2) Dr. Tim Gray points out that, when God rescued the Jewish people from Egypt, He didn’t start by giving them the Ten Commandments, even though they needed them. Rather, He first developed a relationship with them, saved his people over and over again, and once they were ready to make the relationship with God permanent, then He made a covenant with them, and only then did He give them the Commandments (CCC 2060, 2062, 1971).
This is why we always start with evangelization before catechesis. Evangelization means hearing the essential message of Christianity, that we’re created by God out of love, that we’ve distanced ourselves from Him, and that He comes to rescue us and bring us back into His family. This message has to be heard first before we get to the Ten Commandments or other Church teachings.
And this gets to the heart of a problem for many Catholics. We hear about the Church’s teachings, but, because we don’t have a relationship with Jesus, we see these moral obligations as coming out of nowhere. This isn’t our fault: We were never taught to have a relationship with Jesus, and this is why many reject the teachings.
One thing that people in the Church are realizing is this famous saying: “People don’t care about how much you know until they know how much you care.” This is a good reminder for me and for us parents.
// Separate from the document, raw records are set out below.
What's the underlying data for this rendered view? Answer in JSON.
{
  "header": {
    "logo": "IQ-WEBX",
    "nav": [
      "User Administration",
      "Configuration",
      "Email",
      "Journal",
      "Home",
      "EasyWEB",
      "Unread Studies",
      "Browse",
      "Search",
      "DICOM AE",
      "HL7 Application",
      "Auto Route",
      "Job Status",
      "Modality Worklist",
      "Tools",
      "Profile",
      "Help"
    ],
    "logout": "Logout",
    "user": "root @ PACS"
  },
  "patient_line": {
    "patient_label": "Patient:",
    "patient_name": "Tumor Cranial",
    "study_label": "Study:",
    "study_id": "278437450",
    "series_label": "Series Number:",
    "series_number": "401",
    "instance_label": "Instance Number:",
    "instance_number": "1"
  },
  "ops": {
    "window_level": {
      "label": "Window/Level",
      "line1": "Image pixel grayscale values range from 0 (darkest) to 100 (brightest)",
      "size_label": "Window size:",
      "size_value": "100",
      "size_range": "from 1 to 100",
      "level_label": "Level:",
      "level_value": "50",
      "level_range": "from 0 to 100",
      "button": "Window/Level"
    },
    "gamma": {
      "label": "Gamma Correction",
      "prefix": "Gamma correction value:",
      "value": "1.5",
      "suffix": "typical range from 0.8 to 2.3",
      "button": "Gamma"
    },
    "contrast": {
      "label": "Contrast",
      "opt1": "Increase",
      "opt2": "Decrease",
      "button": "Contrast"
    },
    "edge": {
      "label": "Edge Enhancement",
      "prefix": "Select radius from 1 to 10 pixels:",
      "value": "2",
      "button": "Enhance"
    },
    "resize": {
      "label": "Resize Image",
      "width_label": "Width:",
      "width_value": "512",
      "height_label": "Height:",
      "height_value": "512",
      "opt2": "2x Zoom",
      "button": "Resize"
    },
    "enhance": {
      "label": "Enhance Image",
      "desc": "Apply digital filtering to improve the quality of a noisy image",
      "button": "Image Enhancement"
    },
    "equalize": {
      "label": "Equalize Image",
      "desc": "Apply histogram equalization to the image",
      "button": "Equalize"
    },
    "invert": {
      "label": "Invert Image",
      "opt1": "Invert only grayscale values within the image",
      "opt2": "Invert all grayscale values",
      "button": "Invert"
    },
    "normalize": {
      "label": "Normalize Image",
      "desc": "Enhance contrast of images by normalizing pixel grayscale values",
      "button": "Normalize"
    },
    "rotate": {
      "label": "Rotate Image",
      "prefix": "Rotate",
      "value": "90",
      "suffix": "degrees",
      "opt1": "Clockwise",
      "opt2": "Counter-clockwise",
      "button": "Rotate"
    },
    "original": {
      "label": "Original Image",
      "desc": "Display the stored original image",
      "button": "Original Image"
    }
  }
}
It doesn’t mean we never talk about morality, because that would be unloving, but it reminds us that, whenever we talk to our people or children about what’s right and wrong, it must be situated in the context of our relationship of love.
3) Christopher West asks why no one ever complains about the 5th commandment, which is? “Thou shalt not kill.” Why? Because few break it. But why do many complain about the 6th, “Thou shalt not commit adultery”? You see, when we live far away from God, we experience God’s law as a burden, something imposed on us that prevents us from being happy. But when we’re close to God and following His teaching, we see the law as something natural, something that we want to fulfill.
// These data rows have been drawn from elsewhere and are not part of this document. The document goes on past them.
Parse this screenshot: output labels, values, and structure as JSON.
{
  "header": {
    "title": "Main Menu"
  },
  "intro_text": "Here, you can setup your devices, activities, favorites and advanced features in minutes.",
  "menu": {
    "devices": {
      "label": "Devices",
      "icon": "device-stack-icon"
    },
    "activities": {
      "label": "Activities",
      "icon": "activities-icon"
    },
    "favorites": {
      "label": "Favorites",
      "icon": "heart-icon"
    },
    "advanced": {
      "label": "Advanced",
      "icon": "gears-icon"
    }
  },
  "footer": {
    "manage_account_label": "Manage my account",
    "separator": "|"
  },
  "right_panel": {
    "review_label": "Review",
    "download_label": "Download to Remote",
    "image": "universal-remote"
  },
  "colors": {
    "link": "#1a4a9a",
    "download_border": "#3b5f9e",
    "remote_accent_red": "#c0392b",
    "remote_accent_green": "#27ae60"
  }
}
In the book of Jeremiah, God says that, in the future, He’s going to write the law upon our hearts (31:31-34), as opposed to being written on stone. In other words, it’s going to be something interior rather than externally imposed. And once that happens, no one will have to tell me not to commit adultery, because it will come straight from my heart. In a certain sense, I won’t need the law anymore because it’s already on my heart; my desires will only be to want what God wants. But until we get to that point, we need His law to guide and teach us.
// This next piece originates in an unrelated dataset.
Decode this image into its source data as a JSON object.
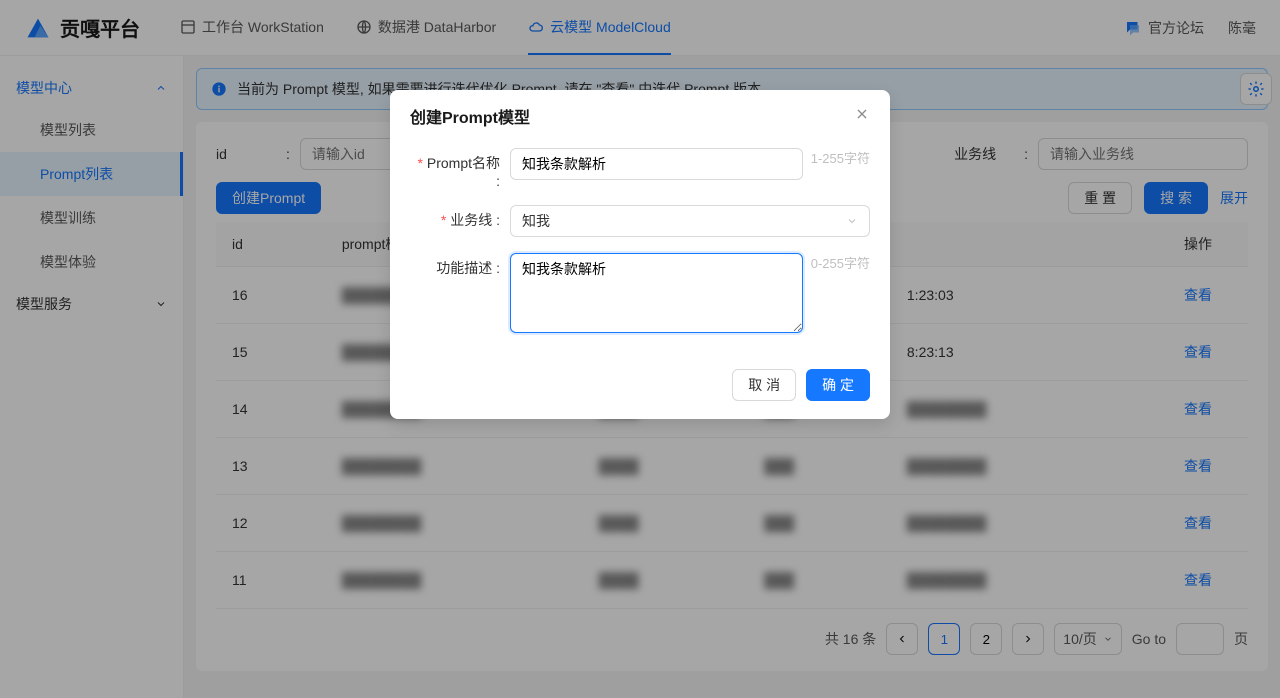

If we ever resent God’s or the Church law, is it a problem with God, or could it be a hardness of heart, as Jesus talks about, or our own disordered desires? (Christopher West, Fill These Hearts: God, Sex, and the Universal Longing, 139-141).
Today we celebrate Mary’s motherhood, and we’re reminded that she kept the law perfectly. She didn’t have to keep the ritual laws of purity. She was already perfectly pure. But she freely chose to, because the law is good. It says today, “Mary treasured all these words and pondered them in her heart” (Lk 2:20). That’s the attitude we want to have: pondering God as our Father and seeing His law as an act of love. We all need an opening of the heart to accept Jesus and His teaching.
From now on, we’re going to build on these principles. When we get to the teachings on euthanasia, embryonic stem cell research, politics, etc., then we’re going to remember these three beautiful truths: 1) God is our Father and only commands what’s for our good; 2) He loves us first and then gives commands; and 3) His laws should move from the outside to the heart.